### [THE TASK]
Go through the data and retrieve each line that includes the string "rules".

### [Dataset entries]
^^^^^^^^

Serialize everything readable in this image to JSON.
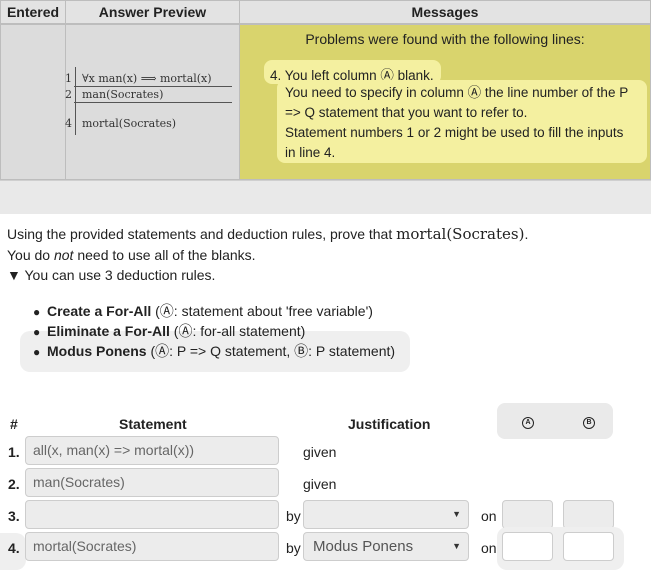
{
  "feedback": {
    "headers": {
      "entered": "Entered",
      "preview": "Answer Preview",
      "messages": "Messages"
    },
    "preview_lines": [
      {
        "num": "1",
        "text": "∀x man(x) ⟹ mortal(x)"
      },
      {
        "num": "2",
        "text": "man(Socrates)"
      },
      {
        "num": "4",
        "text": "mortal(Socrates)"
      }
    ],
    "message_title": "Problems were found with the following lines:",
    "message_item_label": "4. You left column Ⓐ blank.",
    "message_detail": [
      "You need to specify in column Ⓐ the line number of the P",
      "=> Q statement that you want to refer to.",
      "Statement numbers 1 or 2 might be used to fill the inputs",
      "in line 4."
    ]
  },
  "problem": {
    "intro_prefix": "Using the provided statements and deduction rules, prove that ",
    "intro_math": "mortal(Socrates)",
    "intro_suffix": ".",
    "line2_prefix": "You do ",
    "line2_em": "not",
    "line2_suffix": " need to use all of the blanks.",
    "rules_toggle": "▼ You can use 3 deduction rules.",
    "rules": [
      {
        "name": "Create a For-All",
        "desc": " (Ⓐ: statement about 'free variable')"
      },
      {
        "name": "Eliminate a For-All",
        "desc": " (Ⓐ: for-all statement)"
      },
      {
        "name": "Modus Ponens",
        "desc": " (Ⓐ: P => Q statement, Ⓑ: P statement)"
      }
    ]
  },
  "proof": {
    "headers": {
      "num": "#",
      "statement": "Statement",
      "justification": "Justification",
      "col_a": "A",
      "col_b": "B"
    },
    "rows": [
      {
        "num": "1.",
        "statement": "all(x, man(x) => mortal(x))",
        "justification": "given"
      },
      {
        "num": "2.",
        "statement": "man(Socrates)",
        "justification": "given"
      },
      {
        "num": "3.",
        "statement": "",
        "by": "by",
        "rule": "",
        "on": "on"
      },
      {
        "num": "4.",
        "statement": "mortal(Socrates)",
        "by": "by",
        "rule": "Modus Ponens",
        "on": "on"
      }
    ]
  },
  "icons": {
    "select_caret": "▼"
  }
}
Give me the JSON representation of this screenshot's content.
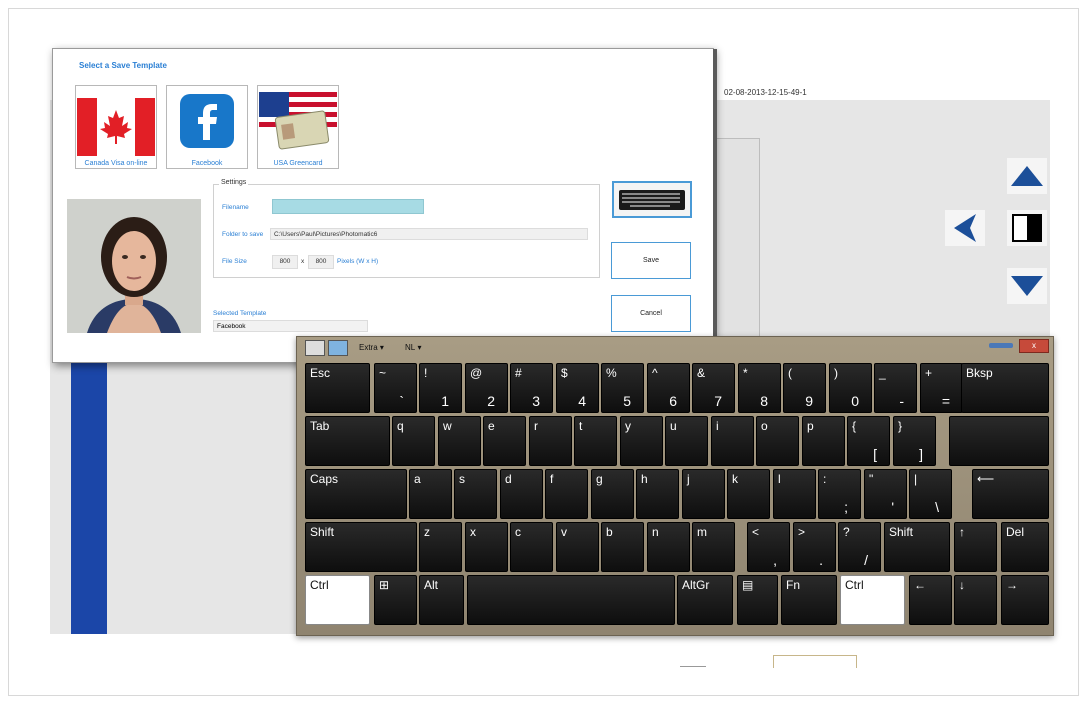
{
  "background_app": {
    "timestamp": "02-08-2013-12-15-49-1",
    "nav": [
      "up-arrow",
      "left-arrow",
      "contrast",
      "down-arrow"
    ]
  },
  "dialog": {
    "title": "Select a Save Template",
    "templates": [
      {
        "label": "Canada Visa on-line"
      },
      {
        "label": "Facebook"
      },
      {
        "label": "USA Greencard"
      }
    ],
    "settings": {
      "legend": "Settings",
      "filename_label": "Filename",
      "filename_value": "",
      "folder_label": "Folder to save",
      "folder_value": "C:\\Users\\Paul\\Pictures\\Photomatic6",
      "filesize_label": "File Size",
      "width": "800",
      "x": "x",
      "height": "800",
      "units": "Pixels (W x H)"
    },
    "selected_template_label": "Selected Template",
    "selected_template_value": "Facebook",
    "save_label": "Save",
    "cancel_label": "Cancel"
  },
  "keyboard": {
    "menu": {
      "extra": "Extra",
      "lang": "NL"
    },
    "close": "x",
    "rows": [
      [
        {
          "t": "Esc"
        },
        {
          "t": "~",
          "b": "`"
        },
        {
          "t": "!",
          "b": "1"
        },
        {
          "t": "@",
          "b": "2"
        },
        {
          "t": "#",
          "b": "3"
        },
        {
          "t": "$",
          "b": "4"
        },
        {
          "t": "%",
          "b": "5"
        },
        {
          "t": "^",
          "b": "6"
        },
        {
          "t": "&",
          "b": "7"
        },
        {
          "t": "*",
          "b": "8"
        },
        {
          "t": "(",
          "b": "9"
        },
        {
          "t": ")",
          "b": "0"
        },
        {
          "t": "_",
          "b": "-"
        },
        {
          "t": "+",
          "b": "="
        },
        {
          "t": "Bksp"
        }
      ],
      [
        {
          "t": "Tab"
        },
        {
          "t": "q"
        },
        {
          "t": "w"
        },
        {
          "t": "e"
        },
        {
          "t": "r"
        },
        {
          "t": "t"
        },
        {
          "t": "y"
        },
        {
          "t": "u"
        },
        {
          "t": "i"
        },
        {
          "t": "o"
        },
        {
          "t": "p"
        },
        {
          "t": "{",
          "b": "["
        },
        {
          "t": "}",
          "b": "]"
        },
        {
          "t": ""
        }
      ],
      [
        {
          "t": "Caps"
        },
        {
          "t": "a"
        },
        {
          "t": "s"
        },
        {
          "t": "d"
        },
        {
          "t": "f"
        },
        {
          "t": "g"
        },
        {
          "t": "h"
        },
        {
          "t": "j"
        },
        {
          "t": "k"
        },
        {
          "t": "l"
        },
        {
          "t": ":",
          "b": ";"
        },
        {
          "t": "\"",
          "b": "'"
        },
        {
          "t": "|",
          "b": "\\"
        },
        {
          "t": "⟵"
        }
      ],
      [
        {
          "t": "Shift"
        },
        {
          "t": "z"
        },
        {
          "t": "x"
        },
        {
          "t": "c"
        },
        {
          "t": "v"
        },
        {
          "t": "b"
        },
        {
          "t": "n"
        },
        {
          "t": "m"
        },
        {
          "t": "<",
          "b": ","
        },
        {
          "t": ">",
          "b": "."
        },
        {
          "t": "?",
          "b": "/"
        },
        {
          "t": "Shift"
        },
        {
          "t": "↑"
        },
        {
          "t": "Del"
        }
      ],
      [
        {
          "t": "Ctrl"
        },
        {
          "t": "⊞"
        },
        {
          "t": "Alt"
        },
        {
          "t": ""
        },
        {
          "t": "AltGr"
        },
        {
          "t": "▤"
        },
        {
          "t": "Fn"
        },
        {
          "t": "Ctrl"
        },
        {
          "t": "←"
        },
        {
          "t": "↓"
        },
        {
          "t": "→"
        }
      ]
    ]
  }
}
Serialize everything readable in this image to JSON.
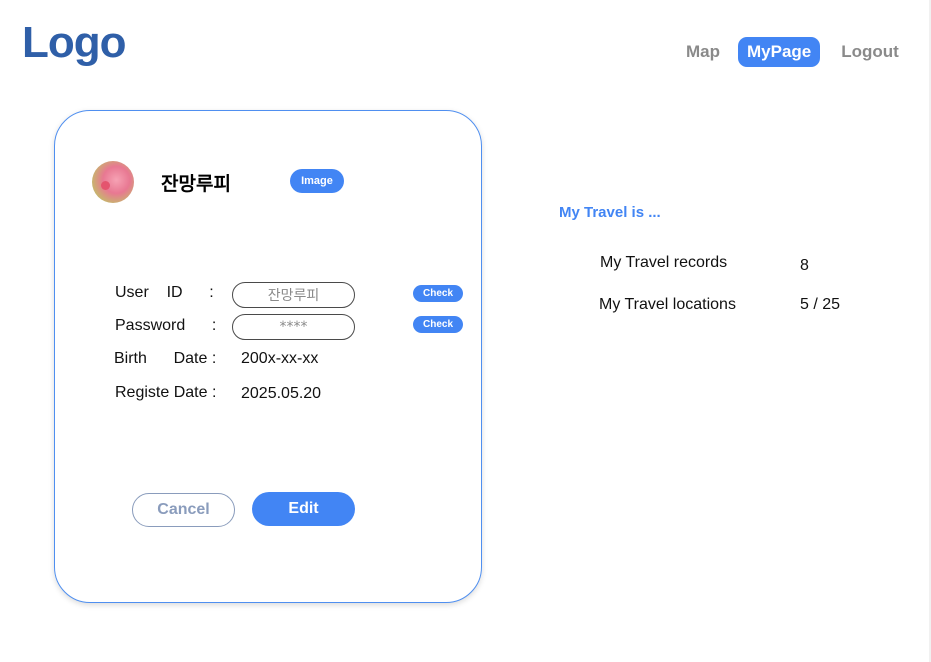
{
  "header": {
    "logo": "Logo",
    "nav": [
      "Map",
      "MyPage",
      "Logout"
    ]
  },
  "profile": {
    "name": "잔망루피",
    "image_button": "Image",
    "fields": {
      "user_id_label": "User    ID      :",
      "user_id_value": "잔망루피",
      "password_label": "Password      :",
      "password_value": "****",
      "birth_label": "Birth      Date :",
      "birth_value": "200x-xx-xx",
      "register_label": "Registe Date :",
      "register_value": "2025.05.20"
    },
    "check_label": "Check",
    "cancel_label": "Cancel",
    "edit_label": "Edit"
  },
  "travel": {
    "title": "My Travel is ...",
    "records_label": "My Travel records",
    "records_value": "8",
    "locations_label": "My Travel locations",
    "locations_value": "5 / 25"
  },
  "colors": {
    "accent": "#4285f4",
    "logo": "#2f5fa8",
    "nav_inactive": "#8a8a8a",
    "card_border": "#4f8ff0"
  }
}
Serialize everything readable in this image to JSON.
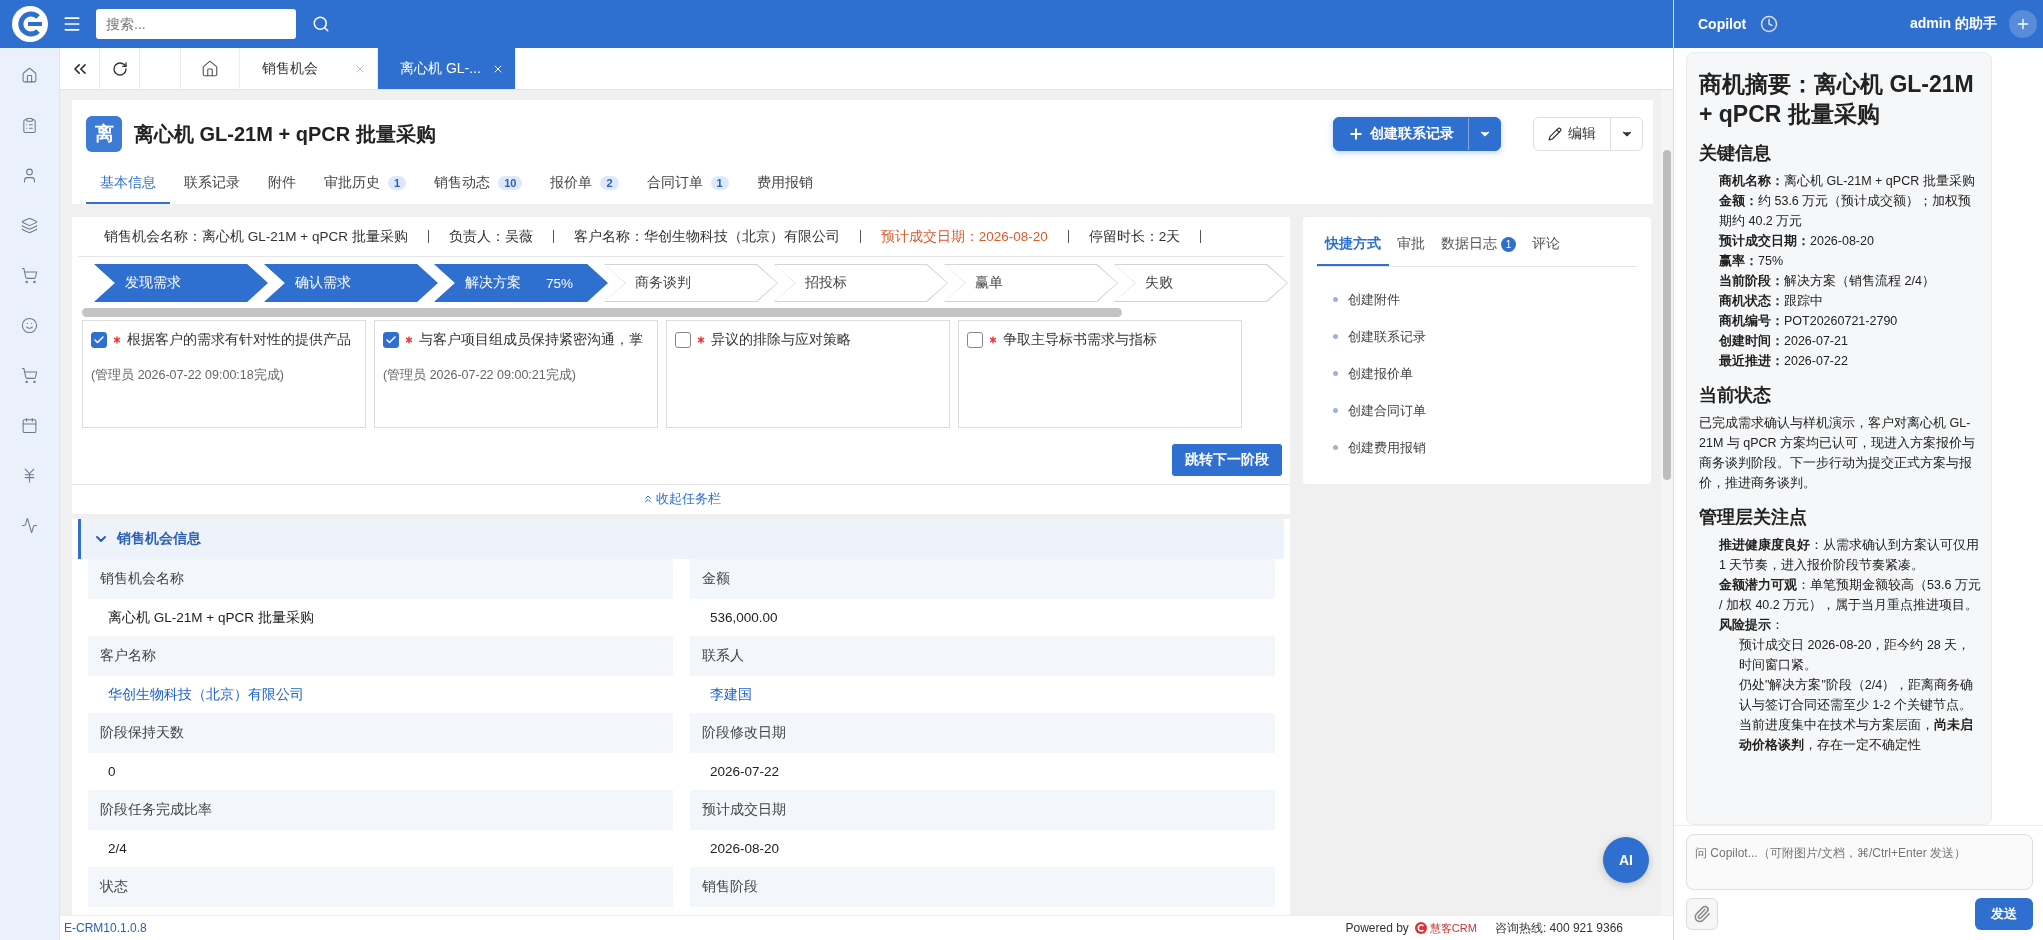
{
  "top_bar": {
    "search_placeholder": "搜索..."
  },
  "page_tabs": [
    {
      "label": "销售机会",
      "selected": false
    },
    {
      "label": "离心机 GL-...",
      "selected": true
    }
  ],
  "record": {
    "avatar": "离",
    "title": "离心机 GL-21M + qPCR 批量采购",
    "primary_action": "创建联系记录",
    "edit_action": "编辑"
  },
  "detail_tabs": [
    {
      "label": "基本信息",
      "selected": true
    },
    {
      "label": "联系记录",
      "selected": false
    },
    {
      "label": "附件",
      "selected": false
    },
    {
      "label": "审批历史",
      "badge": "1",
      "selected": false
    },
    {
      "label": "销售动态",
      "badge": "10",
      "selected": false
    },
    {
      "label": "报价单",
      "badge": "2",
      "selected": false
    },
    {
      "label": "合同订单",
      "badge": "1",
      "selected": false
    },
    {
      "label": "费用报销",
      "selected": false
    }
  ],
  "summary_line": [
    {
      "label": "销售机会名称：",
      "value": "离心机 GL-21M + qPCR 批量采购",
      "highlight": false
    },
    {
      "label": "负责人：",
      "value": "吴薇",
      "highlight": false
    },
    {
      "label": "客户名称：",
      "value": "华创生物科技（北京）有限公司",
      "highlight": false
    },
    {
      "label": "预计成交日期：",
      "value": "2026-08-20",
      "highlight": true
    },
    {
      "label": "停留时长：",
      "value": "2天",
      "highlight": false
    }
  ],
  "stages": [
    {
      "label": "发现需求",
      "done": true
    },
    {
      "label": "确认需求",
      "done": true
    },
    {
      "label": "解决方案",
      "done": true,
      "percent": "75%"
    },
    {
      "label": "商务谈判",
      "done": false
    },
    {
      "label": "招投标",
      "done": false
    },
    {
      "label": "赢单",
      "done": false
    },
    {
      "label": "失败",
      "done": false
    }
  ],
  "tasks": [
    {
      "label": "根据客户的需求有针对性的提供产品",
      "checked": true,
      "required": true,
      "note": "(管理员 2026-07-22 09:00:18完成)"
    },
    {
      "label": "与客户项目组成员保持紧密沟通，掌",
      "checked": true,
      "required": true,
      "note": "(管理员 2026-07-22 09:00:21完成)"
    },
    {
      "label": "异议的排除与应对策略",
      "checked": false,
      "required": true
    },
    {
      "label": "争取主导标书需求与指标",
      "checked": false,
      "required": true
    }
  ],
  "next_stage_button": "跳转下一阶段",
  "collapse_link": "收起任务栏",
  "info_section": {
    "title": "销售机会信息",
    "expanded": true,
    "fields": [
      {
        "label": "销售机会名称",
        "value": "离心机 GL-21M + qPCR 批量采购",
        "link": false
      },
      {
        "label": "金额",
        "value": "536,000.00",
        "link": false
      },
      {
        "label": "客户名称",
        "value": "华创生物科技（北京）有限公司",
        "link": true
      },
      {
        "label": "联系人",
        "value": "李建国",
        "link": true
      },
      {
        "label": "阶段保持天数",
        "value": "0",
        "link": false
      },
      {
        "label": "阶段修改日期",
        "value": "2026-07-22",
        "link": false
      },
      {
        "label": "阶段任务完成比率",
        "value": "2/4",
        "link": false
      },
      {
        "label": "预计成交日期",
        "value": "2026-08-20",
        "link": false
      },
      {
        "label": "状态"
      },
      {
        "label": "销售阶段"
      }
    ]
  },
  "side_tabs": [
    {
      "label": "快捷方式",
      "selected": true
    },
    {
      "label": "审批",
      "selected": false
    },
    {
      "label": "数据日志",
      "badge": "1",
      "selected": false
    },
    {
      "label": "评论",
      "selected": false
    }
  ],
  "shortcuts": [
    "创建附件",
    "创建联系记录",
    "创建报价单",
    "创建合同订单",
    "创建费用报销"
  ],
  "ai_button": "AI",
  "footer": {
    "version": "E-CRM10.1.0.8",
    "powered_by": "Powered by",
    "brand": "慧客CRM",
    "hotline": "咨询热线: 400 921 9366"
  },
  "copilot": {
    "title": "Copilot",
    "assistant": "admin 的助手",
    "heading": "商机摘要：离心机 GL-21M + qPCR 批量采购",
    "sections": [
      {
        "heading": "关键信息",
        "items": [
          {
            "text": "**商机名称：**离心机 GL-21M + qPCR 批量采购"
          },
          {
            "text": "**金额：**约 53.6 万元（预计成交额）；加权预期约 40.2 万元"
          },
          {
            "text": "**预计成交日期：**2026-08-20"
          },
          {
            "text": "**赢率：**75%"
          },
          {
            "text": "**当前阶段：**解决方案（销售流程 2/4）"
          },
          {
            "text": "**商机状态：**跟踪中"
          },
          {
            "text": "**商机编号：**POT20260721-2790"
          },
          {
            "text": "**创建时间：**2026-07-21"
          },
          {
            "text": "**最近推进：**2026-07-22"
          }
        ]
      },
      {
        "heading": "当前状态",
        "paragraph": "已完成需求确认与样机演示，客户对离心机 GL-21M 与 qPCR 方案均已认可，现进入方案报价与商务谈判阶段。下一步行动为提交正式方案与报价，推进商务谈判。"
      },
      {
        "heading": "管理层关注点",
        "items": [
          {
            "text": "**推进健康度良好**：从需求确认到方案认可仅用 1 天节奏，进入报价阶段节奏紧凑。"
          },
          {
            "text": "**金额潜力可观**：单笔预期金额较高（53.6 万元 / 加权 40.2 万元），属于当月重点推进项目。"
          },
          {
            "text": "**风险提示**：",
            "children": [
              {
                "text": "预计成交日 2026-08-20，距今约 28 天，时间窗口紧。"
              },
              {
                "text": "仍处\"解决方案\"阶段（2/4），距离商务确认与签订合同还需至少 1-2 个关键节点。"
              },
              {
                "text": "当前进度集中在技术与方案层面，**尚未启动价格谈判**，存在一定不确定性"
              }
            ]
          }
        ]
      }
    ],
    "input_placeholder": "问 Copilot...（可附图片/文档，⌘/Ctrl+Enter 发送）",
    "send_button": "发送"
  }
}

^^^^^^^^

### [SOLUTION TO THIS TASK]
    "intro_prefix": "Using the provided statements and deduction rules, prove that ",
    "rules_toggle": "▼ You can use 3 deduction rules.",
    "rules": [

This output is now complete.